▸ What the exercise asks
Please give only the number of lines in the listing below that contain "true".

□ □ □

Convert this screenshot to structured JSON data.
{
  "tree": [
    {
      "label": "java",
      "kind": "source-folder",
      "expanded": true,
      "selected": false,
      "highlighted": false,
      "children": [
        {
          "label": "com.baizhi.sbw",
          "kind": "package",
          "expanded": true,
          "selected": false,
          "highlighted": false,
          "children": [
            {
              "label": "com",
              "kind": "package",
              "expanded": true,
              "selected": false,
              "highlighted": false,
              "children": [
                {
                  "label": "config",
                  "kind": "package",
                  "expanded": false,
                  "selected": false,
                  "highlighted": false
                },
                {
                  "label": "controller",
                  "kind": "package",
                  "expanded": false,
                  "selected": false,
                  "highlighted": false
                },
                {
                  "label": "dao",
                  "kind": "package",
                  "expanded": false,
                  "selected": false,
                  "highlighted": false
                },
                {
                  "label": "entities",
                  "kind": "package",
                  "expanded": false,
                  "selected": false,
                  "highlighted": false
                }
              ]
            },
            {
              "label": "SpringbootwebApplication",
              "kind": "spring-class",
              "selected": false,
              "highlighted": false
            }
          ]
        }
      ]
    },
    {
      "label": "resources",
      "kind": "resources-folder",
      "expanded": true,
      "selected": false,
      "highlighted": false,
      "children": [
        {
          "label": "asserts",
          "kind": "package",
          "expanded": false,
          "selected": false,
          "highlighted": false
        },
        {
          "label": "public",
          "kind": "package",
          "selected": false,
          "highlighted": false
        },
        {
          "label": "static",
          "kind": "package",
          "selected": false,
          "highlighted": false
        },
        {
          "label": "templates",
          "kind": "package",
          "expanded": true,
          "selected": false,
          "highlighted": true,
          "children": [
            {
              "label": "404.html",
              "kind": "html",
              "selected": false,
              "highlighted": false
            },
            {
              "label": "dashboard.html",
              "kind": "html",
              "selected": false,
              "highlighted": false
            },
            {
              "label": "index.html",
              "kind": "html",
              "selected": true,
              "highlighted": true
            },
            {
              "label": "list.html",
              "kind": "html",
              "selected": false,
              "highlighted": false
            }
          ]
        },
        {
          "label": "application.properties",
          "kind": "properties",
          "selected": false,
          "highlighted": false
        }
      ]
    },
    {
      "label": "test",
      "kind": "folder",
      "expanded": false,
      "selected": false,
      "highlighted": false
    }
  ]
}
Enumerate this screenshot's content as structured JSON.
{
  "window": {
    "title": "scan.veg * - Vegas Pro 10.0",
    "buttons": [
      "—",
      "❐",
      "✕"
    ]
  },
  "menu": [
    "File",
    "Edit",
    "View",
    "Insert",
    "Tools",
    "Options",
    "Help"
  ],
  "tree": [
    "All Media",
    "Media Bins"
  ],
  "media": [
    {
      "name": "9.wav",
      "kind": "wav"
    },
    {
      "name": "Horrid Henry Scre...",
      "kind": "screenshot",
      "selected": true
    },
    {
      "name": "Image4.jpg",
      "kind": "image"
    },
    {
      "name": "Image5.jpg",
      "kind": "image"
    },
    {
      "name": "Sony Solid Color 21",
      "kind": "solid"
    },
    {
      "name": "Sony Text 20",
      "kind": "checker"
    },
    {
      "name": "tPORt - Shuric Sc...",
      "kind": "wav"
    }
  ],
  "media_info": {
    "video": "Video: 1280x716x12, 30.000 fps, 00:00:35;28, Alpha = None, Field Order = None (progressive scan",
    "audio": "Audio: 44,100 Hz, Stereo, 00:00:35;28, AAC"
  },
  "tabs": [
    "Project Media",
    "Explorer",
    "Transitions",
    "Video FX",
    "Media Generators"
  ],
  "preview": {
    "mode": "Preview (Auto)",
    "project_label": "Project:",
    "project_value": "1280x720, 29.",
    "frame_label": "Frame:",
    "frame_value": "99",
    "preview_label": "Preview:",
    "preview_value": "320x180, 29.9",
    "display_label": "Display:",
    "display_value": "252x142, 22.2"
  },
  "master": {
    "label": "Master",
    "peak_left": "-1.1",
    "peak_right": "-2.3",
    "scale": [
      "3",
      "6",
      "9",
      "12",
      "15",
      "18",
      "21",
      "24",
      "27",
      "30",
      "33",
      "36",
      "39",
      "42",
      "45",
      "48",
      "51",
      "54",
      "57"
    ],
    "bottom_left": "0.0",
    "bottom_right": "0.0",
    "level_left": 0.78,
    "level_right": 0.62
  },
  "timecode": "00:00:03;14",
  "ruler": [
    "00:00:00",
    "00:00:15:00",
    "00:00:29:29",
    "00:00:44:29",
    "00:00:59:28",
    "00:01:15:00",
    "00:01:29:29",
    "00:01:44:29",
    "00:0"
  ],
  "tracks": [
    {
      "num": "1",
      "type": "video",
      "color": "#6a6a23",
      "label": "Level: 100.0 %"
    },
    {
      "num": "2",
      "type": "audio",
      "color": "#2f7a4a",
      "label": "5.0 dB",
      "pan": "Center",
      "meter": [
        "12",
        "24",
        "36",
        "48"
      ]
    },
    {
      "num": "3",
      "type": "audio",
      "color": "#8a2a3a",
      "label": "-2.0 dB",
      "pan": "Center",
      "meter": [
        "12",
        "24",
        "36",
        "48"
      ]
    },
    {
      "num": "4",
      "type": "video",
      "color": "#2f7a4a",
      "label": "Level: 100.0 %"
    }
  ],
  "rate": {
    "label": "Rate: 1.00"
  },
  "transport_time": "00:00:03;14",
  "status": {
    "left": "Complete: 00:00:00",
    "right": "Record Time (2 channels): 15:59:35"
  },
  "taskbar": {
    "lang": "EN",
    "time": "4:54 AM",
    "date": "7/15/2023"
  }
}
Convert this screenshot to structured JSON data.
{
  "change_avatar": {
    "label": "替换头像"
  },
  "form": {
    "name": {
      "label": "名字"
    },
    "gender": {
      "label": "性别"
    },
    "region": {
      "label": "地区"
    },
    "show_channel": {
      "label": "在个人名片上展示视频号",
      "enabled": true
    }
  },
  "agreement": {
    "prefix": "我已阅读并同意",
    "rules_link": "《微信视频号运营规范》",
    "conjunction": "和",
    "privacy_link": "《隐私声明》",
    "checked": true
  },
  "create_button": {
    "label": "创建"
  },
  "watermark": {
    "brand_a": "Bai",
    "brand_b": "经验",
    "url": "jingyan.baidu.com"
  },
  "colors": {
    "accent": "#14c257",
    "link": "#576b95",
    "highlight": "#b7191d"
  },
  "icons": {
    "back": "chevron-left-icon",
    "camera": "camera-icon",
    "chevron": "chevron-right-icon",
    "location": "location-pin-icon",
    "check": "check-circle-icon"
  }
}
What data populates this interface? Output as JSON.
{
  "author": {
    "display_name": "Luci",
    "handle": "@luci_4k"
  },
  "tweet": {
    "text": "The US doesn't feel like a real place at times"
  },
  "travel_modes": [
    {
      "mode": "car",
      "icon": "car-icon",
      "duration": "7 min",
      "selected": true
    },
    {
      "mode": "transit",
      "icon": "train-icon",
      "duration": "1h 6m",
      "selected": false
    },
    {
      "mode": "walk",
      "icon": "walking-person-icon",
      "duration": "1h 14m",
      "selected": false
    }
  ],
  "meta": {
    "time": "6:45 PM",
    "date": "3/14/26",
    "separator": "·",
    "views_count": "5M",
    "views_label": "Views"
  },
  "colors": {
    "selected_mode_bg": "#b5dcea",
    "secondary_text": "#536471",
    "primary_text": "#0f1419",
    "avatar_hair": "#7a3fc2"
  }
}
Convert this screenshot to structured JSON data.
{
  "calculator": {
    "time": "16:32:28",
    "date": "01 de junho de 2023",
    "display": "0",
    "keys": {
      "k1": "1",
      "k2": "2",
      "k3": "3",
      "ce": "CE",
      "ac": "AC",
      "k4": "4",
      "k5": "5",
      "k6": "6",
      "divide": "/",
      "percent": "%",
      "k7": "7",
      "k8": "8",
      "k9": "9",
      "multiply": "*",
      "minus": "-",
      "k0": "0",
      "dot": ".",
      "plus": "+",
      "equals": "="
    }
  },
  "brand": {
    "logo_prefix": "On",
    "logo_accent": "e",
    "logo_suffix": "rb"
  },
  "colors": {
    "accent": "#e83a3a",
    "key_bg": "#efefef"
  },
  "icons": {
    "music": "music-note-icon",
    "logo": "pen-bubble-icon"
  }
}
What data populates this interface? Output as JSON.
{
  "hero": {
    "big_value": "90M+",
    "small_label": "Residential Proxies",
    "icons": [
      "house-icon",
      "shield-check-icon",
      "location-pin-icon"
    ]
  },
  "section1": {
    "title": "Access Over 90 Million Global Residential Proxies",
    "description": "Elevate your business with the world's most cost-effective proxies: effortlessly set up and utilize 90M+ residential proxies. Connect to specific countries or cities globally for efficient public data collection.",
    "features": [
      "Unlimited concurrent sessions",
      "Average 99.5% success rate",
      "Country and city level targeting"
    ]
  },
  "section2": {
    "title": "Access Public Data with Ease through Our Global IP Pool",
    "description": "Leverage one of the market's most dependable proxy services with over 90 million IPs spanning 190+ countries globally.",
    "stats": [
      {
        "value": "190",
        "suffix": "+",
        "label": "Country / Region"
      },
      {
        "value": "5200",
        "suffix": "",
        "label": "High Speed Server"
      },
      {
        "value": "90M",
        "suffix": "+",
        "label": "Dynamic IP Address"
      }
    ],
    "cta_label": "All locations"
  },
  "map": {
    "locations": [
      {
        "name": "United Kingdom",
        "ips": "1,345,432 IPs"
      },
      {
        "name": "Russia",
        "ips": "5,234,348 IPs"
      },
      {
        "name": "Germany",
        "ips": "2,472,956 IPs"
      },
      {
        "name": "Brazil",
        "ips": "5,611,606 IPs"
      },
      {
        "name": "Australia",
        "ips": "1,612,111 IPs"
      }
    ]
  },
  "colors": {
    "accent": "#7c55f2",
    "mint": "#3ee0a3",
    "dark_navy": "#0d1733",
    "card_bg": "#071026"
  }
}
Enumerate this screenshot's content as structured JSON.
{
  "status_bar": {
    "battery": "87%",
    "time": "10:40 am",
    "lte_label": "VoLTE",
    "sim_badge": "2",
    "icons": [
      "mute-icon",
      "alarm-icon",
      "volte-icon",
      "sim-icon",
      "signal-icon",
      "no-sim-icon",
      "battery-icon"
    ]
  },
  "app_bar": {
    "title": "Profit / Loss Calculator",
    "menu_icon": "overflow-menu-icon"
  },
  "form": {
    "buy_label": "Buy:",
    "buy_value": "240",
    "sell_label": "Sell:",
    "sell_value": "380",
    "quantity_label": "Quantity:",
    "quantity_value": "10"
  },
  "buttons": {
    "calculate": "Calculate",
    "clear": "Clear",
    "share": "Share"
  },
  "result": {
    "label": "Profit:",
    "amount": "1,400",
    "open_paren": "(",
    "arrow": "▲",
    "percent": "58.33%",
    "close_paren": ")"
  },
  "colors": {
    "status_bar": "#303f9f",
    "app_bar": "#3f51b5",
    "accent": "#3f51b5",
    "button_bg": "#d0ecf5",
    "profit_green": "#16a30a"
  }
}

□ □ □

▸ Task answer
12